From here we mounted a handsome cantilevered staircase to the first floor and entered the Council room. This is in the Adam style and contained many delicate Chippendale (or Chippendale style) chairs. Under much of the furniture reeds were scattered as a reminder of how such rooms would have appeared when the building was erected. We were told that the reeds came from the farm owned by the fictional Greengrass of Heartbeat fame in North Yorkshire.

From here to the impressive oval reading room where we sat at a large table occupying the whole room. The room has a high domed ceiling in pale blue and it is here that the brothers take morning coffee in quite a formal way which reflects the hierarchical nature of the House.

The next call was to the impressive Court room with its huge chandelier which came from a royal palace and matches some still in Buckingham Palace. It was here that we thanked our guides before proceeding to our final point of call.

At this point we were introduced to the Secretary, Paul Shearsmith, who opened another strong-room type cupboard to reveal the impressive silver collection of the House. It dates back to their earliest years and contains many examples of Hull silver which is rare and therefore very valuable. I cannot recite details of all we saw but they did have 12 matching seal spoons which have the coat of arms engraved at the end of the handle. A collection this size is unique and for this reason is valued at about £180,000. A posy bowl was so beautiful that it distracts from the beauty of it to put roses in it.

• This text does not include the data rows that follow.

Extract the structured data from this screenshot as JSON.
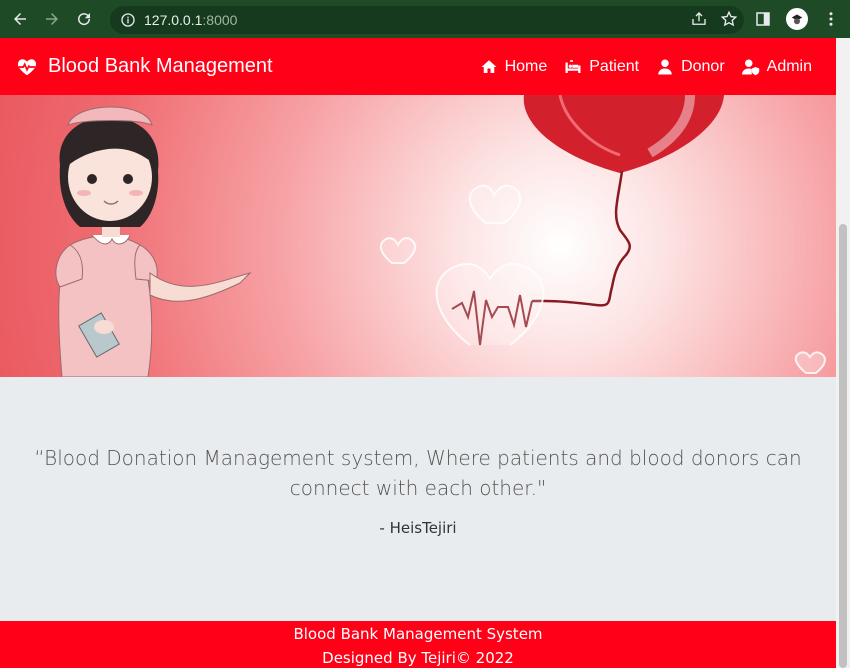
{
  "browser": {
    "url_host": "127.0.0.1",
    "url_port": ":8000",
    "icons": [
      "back-icon",
      "forward-icon",
      "reload-icon",
      "info-icon",
      "share-icon",
      "star-icon",
      "sidebar-icon",
      "profile-avatar",
      "more-icon"
    ]
  },
  "navbar": {
    "brand": "Blood Bank Management",
    "brand_icon": "heartbeat-icon",
    "items": [
      {
        "label": "Home",
        "icon": "home-icon"
      },
      {
        "label": "Patient",
        "icon": "bed-icon"
      },
      {
        "label": "Donor",
        "icon": "user-icon"
      },
      {
        "label": "Admin",
        "icon": "user-shield-icon"
      }
    ],
    "color": "#ff0017"
  },
  "quote": {
    "text": "“Blood Donation Management system, Where patients and blood donors can connect with each other.\"",
    "author": "- HeisTejiri"
  },
  "footer": {
    "line1": "Blood Bank Management System",
    "line2": "Designed By Tejiri© 2022"
  }
}
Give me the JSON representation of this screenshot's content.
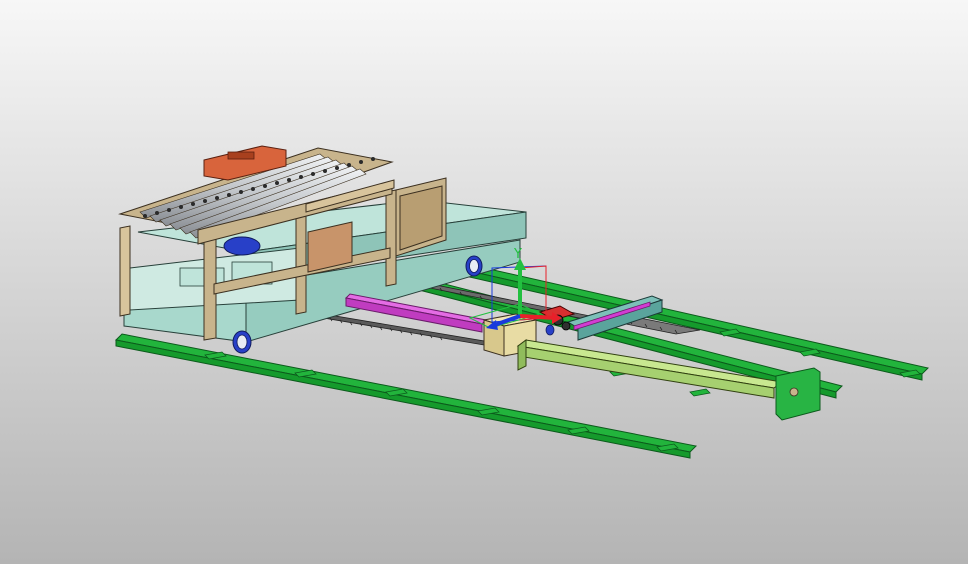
{
  "viewport": {
    "background_top": "#f7f7f7",
    "background_bottom": "#b4b4b4"
  },
  "triad": {
    "y_label": "Y",
    "x_color": "#e8202a",
    "y_color": "#22c040",
    "z_color": "#1a3adc"
  },
  "colors": {
    "rail": "#22b43c",
    "rail_edge": "#0c5a1c",
    "frame": "#c8b48c",
    "frame_edge": "#3c3020",
    "base": "#a8d8cc",
    "roller": "#d4d8dc",
    "orange_block": "#d8643c",
    "magenta": "#d23cd2",
    "yellow_green": "#b4dc78",
    "cyan_gray": "#6ab4aa",
    "wheel": "#2840c8"
  }
}
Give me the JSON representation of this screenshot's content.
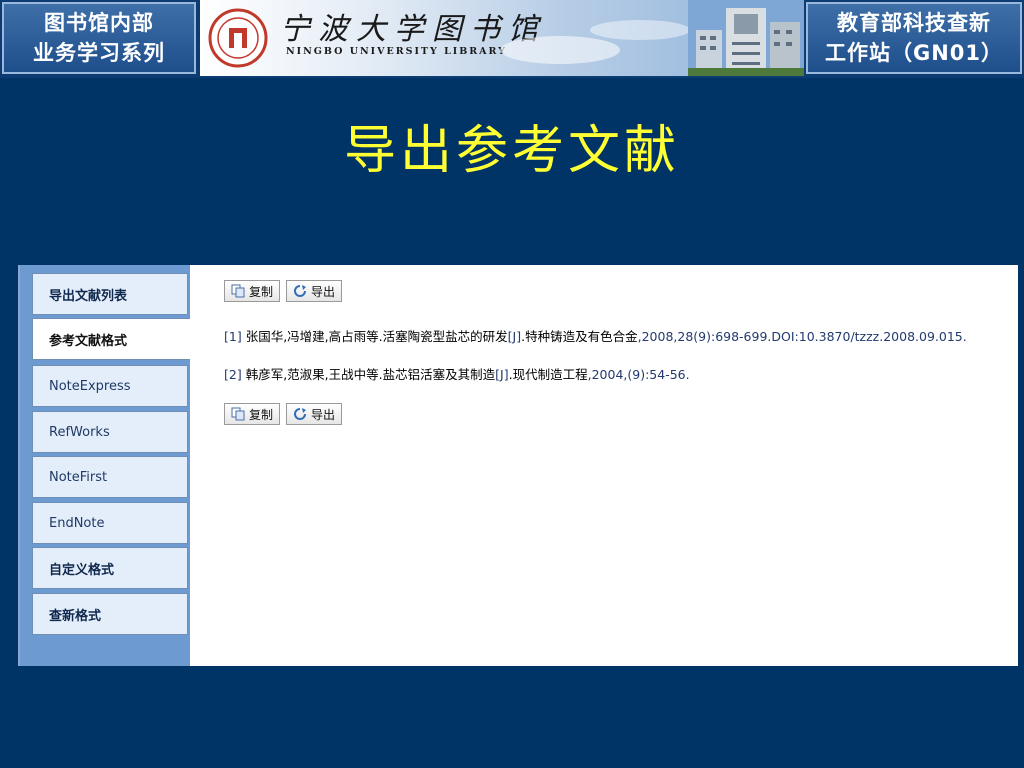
{
  "header": {
    "left_badge": [
      "图书馆内部",
      "业务学习系列"
    ],
    "library_name_cn": "宁波大学图书馆",
    "library_name_en": "NINGBO UNIVERSITY LIBRARY",
    "right_badge": [
      "教育部科技查新",
      "工作站（GN01）"
    ]
  },
  "slide_title": "导出参考文献",
  "sidebar": {
    "items": [
      {
        "label": "导出文献列表",
        "active": false
      },
      {
        "label": "参考文献格式",
        "active": true
      },
      {
        "label": "NoteExpress",
        "active": false
      },
      {
        "label": "RefWorks",
        "active": false
      },
      {
        "label": "NoteFirst",
        "active": false
      },
      {
        "label": "EndNote",
        "active": false
      },
      {
        "label": "自定义格式",
        "active": false
      },
      {
        "label": "查新格式",
        "active": false
      }
    ]
  },
  "toolbar": {
    "copy_label": "复制",
    "export_label": "导出"
  },
  "references": [
    {
      "index": "[1]",
      "authors": "张国华,冯增建,高占雨等",
      "title": "活塞陶瓷型盐芯的研发",
      "type": "[J]",
      "source": "特种铸造及有色合金",
      "details": ",2008,28(9):698-699.DOI:10.3870/tzzz.2008.09.015."
    },
    {
      "index": "[2]",
      "authors": "韩彦军,范淑果,王战中等",
      "title": "盐芯铝活塞及其制造",
      "type": "[J]",
      "source": "现代制造工程",
      "details": ",2004,(9):54-56."
    }
  ],
  "colors": {
    "background": "#003366",
    "title": "#ffff33",
    "sidebar": "#6d9bd1"
  }
}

As with all Rotary trips it is almost a requirement that someone will slip up and amuse the rest of the group. This time it was Neale and Liv’s turn when they followed my example and ordered brunch prior to the tour by using the Wetherspoon’s app.  Being a novice can be dangerous and they ended up with double the food which they wanted. No doubt they will be reminded about it for years to come.

5th January 2018  New Year's Message

Inspirational musician and music teacher, Paul Whitaker OBE, enthralled members and their guests at the club’s New Year’s Message held at 315 Bar and Restaurant, Lepton. 

His musical talents are all the more remarkable because he is profoundly deaf and relies on a variety of techniques and strategies such as mental imaging of music, vibrations and rhythms to play and teach.  Ably assisted by sign language interpreter, Stephen Heselton, he held the audience spell bound as he demonstrated and involved everyone in using sign language to express songs. Performing “The Impossible Dream” he showed how expressive sign language can be. 

That song sums up his disability and his efforts to overcome it. From an early age he persevered in mastering the piano and later the organ. After he was repeatedly turned down by universities he finally found one, Wadham College Oxford, that was prepared to take him on. 

Today his impossible dream is to teach deaf children, wherever they are, to master music and gain confidence in a challenging world. 

“ He is truly an example to us all in how you can overcome adversity and achieve what is seemingly impossible,” enthused Sheila Wainwright president of the club. She added “ When I was a headteacher, his assistance in teaching my children music helped the school to gain an “excellent” mark from Ofsted inspectors". 

The vote of thanks was given by President Elect, Jonathan Eastwood.